Provided data
# # #
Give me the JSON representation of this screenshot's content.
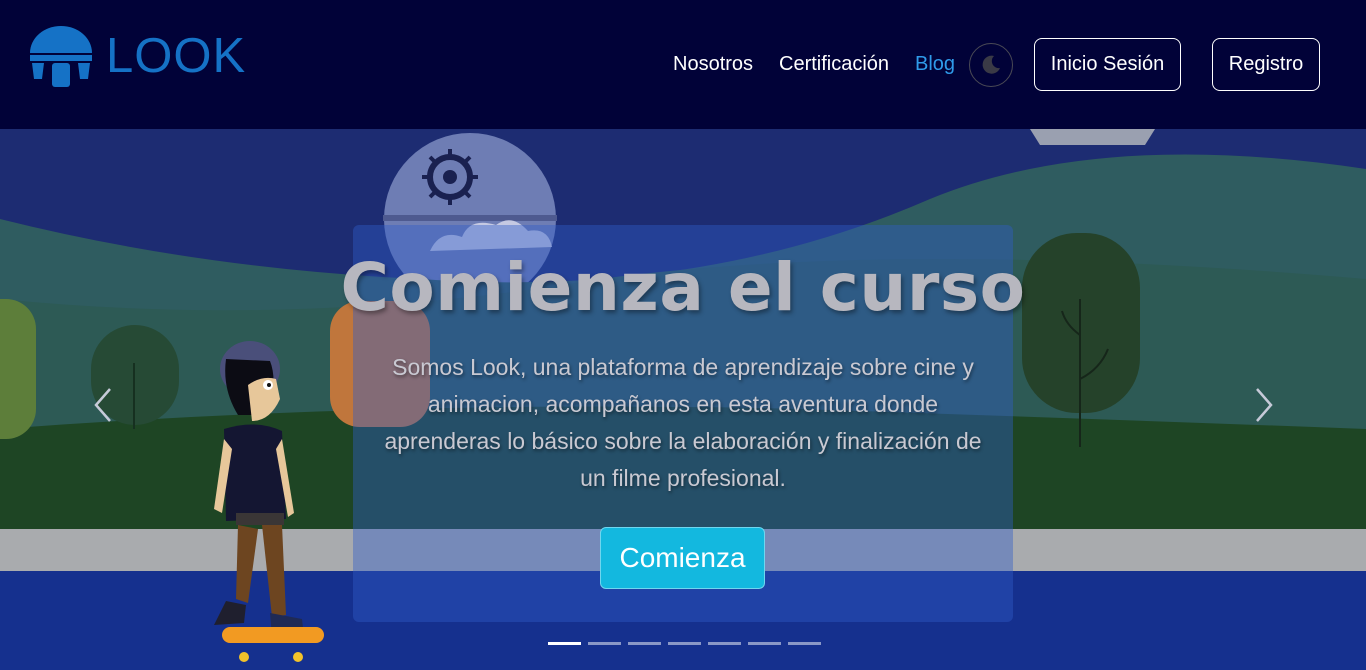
{
  "brand": {
    "name": "LOOK",
    "color": "#1572c6"
  },
  "nav": {
    "links": [
      {
        "label": "Nosotros"
      },
      {
        "label": "Certificación"
      },
      {
        "label": "Blog",
        "active": true
      }
    ],
    "theme_icon": "moon-icon",
    "login_label": "Inicio Sesión",
    "register_label": "Registro"
  },
  "hero": {
    "title": "Comienza el curso",
    "text": "Somos Look, una plataforma de aprendizaje sobre cine y animacion, acompañanos en esta aventura donde aprenderas lo básico sobre la elaboración y finalización de un filme profesional.",
    "cta_label": "Comienza",
    "prev_icon": "chevron-left-icon",
    "next_icon": "chevron-right-icon",
    "slide_count": 7,
    "active_slide": 1
  },
  "colors": {
    "navbar_bg": "#010238",
    "active_link": "#2f9bea",
    "cta_bg": "#13b8df"
  }
}
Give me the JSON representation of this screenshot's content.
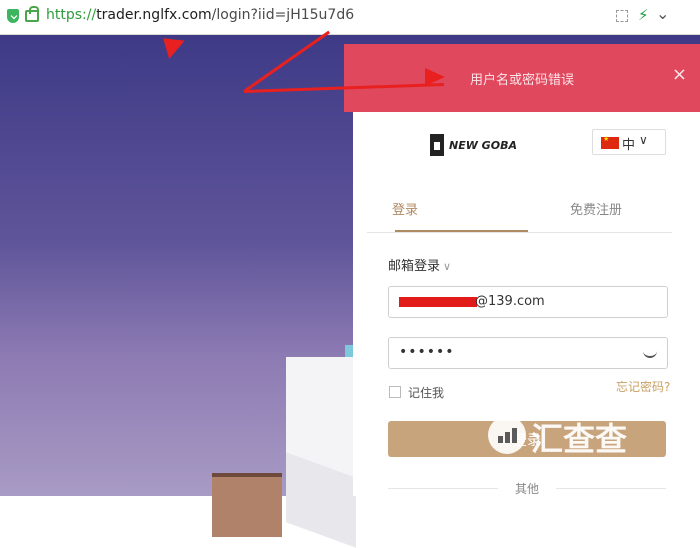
{
  "browser": {
    "url_scheme": "https://",
    "url_host": "trader.nglfx.com",
    "url_path": "/login?iid=jH15u7d6",
    "icons": [
      "shield-icon",
      "lock-icon",
      "qr-icon",
      "bolt-icon",
      "chevron-down-icon"
    ]
  },
  "alert": {
    "message": "用户名或密码错误",
    "close_symbol": "×",
    "color": "#e0485e"
  },
  "brand": {
    "name": "NEW GOBA"
  },
  "language": {
    "label": "中",
    "caret": "∨"
  },
  "tabs": {
    "login": "登录",
    "register": "免费注册"
  },
  "form": {
    "mode_label": "邮箱登录",
    "mode_caret": "∨",
    "email_suffix": "@139.com",
    "password_mask": "••••••",
    "remember_label": "记住我",
    "forgot_label": "忘记密码?",
    "submit_label": "登录",
    "other_label": "其他"
  },
  "watermark": {
    "text": "汇查查"
  },
  "colors": {
    "accent": "#b08a63",
    "button": "#c8a47d",
    "annotation_arrow": "#e8201f"
  }
}
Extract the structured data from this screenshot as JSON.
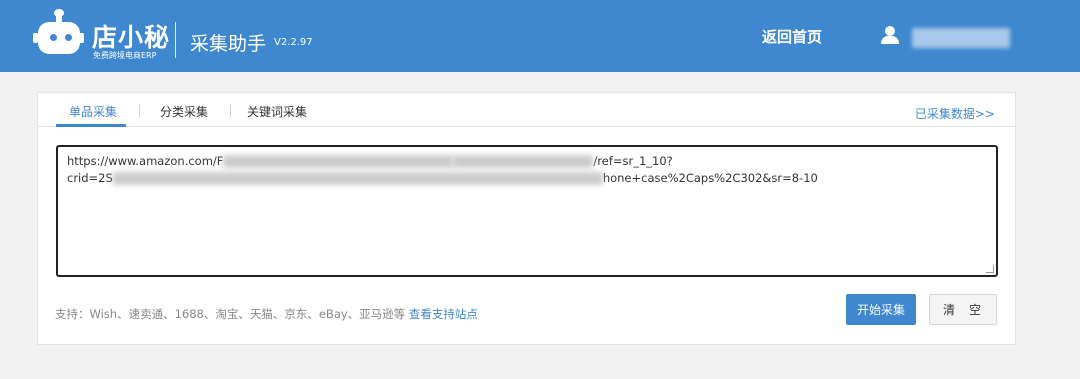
{
  "header": {
    "brand_name": "店小秘",
    "brand_sub": "免费跨境电商ERP",
    "app_title": "采集助手",
    "app_version": "V2.2.97",
    "back_home": "返回首页"
  },
  "tabs": [
    {
      "label": "单品采集",
      "active": true
    },
    {
      "label": "分类采集",
      "active": false
    },
    {
      "label": "关键词采集",
      "active": false
    }
  ],
  "collected_link": "已采集数据>>",
  "url_input": {
    "line1_start": "https://www.amazon.com/F",
    "line1_end": "/ref=sr_1_10?",
    "line2_start": "crid=2S",
    "line2_end": "hone+case%2Caps%2C302&sr=8-10"
  },
  "support": {
    "text": "支持：Wish、速卖通、1688、淘宝、天猫、京东、eBay、亚马逊等",
    "link": "查看支持站点"
  },
  "buttons": {
    "start": "开始采集",
    "clear": "清空"
  },
  "colors": {
    "header_bg": "#3f87cf",
    "accent": "#3f87cf"
  },
  "icons": [
    "robot-logo-icon",
    "user-icon"
  ]
}
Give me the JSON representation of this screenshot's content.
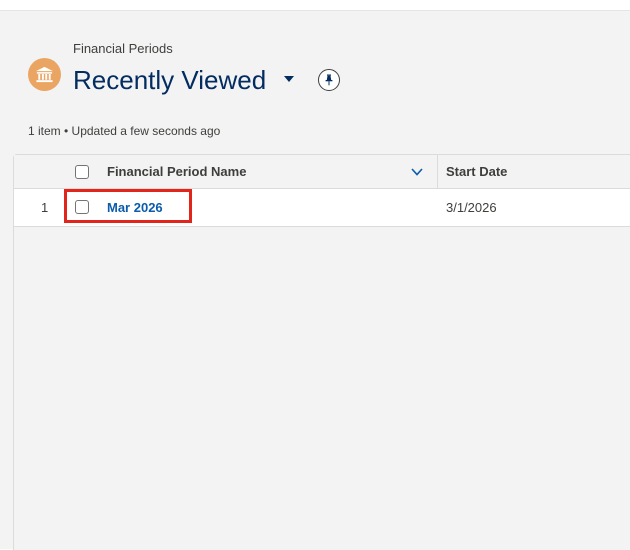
{
  "header": {
    "object_label": "Financial Periods",
    "list_title": "Recently Viewed",
    "object_icon": "bank-icon",
    "pin_icon": "pin-icon"
  },
  "list_meta": "1 item • Updated a few seconds ago",
  "table": {
    "columns": [
      "Financial Period Name",
      "Start Date"
    ],
    "rows": [
      {
        "number": "1",
        "name": "Mar 2026",
        "start_date": "3/1/2026"
      }
    ]
  },
  "colors": {
    "accent_link": "#0b5cab",
    "title": "#032d60",
    "icon_bg": "#eaa563",
    "highlight": "#e3241b"
  }
}
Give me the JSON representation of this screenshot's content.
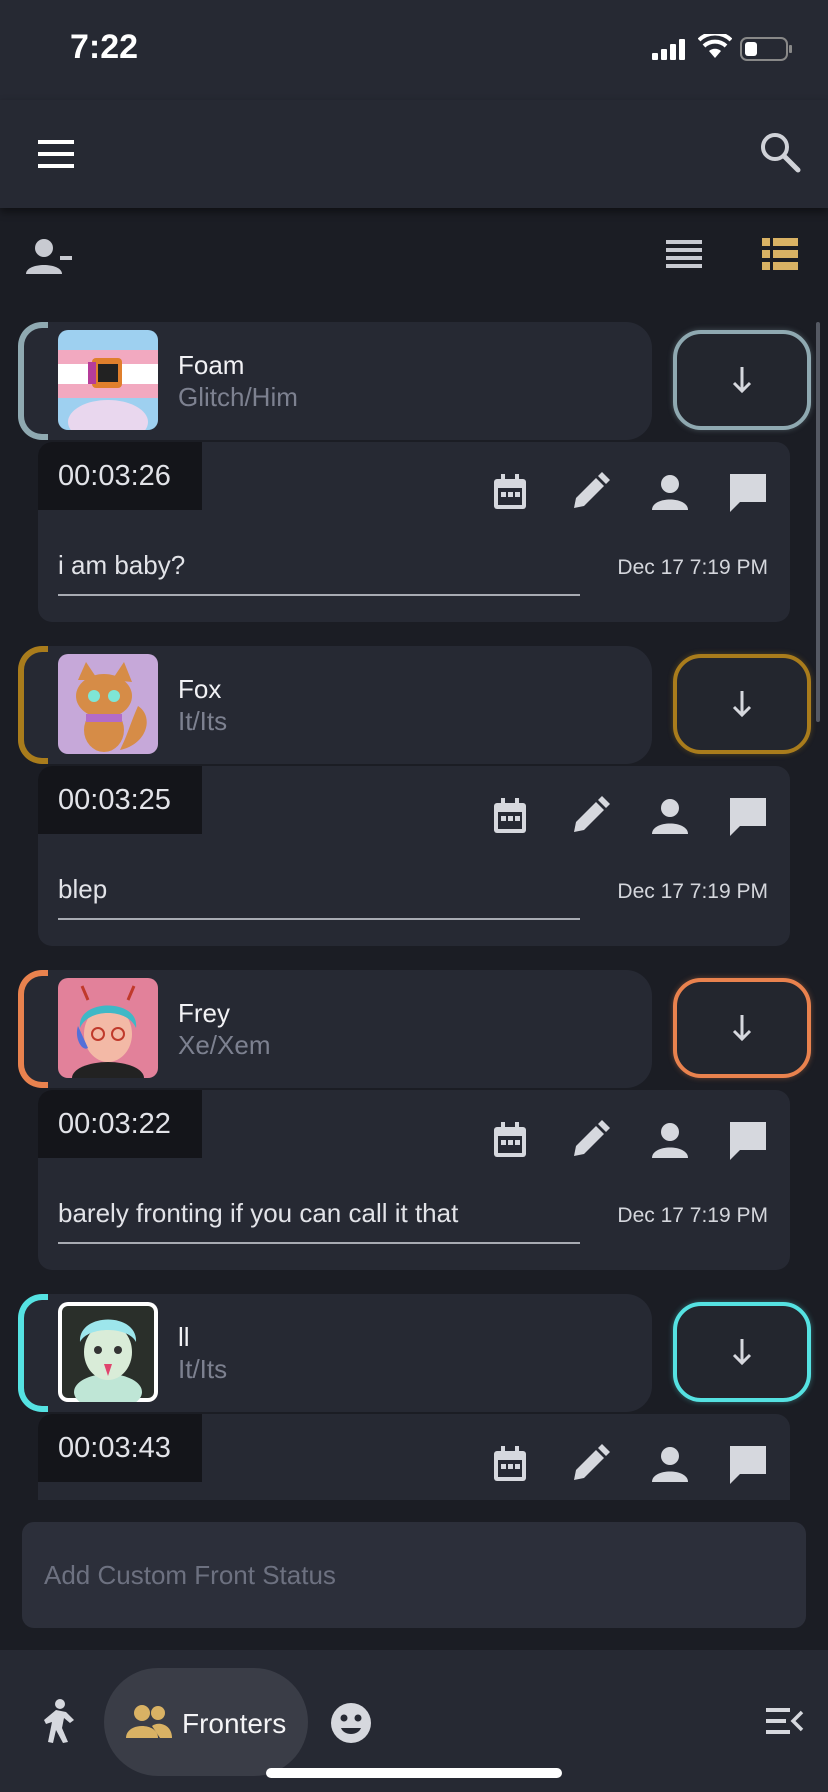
{
  "status_bar": {
    "time": "7:22"
  },
  "app_bar": {
    "menu_icon": "hamburger-menu-icon",
    "search_icon": "search-icon"
  },
  "toolbar": {
    "remove_icon": "person-remove-icon",
    "compact_view_icon": "list-compact-icon",
    "detailed_view_icon": "list-detailed-icon",
    "accent": "#d9b264"
  },
  "members": [
    {
      "name": "Foam",
      "pronouns": "Glitch/Him",
      "color": "#8fa9b1",
      "timer": "00:03:26",
      "note": "i am baby?",
      "date": "Dec 17 7:19 PM"
    },
    {
      "name": "Fox",
      "pronouns": "It/Its",
      "color": "#a97c1c",
      "timer": "00:03:25",
      "note": "blep",
      "date": "Dec 17 7:19 PM"
    },
    {
      "name": "Frey",
      "pronouns": "Xe/Xem",
      "color": "#e9824e",
      "timer": "00:03:22",
      "note": "barely fronting if you can call it that",
      "date": "Dec 17 7:19 PM"
    },
    {
      "name": "ll",
      "pronouns": "It/Its",
      "color": "#55e2e2",
      "timer": "00:03:43",
      "note": "",
      "date": ""
    }
  ],
  "actions": [
    "calendar-icon",
    "edit-pencil-icon",
    "person-icon",
    "comment-icon"
  ],
  "custom_status": {
    "placeholder": "Add Custom Front Status"
  },
  "bottom_nav": {
    "active_label": "Fronters",
    "active_color": "#d9b264"
  }
}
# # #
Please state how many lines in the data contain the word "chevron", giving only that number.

3